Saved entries
+ + + + + + +
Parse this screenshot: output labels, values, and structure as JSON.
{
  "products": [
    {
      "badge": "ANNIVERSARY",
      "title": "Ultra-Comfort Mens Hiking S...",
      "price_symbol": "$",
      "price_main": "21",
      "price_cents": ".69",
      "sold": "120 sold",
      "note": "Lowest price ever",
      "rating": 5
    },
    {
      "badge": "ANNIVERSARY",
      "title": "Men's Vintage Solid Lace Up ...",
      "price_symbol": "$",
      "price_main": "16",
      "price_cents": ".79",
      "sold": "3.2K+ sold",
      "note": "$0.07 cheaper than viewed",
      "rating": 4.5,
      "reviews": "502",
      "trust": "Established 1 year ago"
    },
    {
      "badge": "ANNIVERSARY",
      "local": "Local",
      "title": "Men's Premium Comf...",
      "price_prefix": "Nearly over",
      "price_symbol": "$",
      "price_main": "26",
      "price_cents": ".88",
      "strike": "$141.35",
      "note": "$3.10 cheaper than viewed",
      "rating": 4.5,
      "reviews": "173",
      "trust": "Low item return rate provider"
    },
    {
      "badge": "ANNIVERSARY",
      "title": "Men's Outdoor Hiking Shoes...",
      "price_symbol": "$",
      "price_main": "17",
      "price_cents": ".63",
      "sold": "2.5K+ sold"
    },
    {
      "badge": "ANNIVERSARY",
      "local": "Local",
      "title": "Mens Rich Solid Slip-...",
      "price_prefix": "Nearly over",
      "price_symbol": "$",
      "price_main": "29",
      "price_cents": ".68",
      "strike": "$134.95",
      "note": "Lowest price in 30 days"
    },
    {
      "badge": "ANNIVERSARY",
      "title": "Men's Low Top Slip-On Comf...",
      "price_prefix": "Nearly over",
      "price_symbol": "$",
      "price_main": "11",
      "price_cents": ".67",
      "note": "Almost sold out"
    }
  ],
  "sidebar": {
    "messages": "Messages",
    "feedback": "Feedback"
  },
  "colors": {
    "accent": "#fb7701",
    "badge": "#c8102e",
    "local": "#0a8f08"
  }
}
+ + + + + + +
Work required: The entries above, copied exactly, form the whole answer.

Response for this exercise:
Parse this screenshot: output labels, values, and structure as JSON.
{
  "products": [
    {
      "badge": "ANNIVERSARY",
      "title": "Ultra-Comfort Mens Hiking S...",
      "price_symbol": "$",
      "price_main": "21",
      "price_cents": ".69",
      "sold": "120 sold",
      "note": "Lowest price ever",
      "rating": 5
    },
    {
      "badge": "ANNIVERSARY",
      "title": "Men's Vintage Solid Lace Up ...",
      "price_symbol": "$",
      "price_main": "16",
      "price_cents": ".79",
      "sold": "3.2K+ sold",
      "note": "$0.07 cheaper than viewed",
      "rating": 4.5,
      "reviews": "502",
      "trust": "Established 1 year ago"
    },
    {
      "badge": "ANNIVERSARY",
      "local": "Local",
      "title": "Men's Premium Comf...",
      "price_prefix": "Nearly over",
      "price_symbol": "$",
      "price_main": "26",
      "price_cents": ".88",
      "strike": "$141.35",
      "note": "$3.10 cheaper than viewed",
      "rating": 4.5,
      "reviews": "173",
      "trust": "Low item return rate provider"
    },
    {
      "badge": "ANNIVERSARY",
      "title": "Men's Outdoor Hiking Shoes...",
      "price_symbol": "$",
      "price_main": "17",
      "price_cents": ".63",
      "sold": "2.5K+ sold"
    },
    {
      "badge": "ANNIVERSARY",
      "local": "Local",
      "title": "Mens Rich Solid Slip-...",
      "price_prefix": "Nearly over",
      "price_symbol": "$",
      "price_main": "29",
      "price_cents": ".68",
      "strike": "$134.95",
      "note": "Lowest price in 30 days"
    },
    {
      "badge": "ANNIVERSARY",
      "title": "Men's Low Top Slip-On Comf...",
      "price_prefix": "Nearly over",
      "price_symbol": "$",
      "price_main": "11",
      "price_cents": ".67",
      "note": "Almost sold out"
    }
  ],
  "sidebar": {
    "messages": "Messages",
    "feedback": "Feedback"
  },
  "colors": {
    "accent": "#fb7701",
    "badge": "#c8102e",
    "local": "#0a8f08"
  }
}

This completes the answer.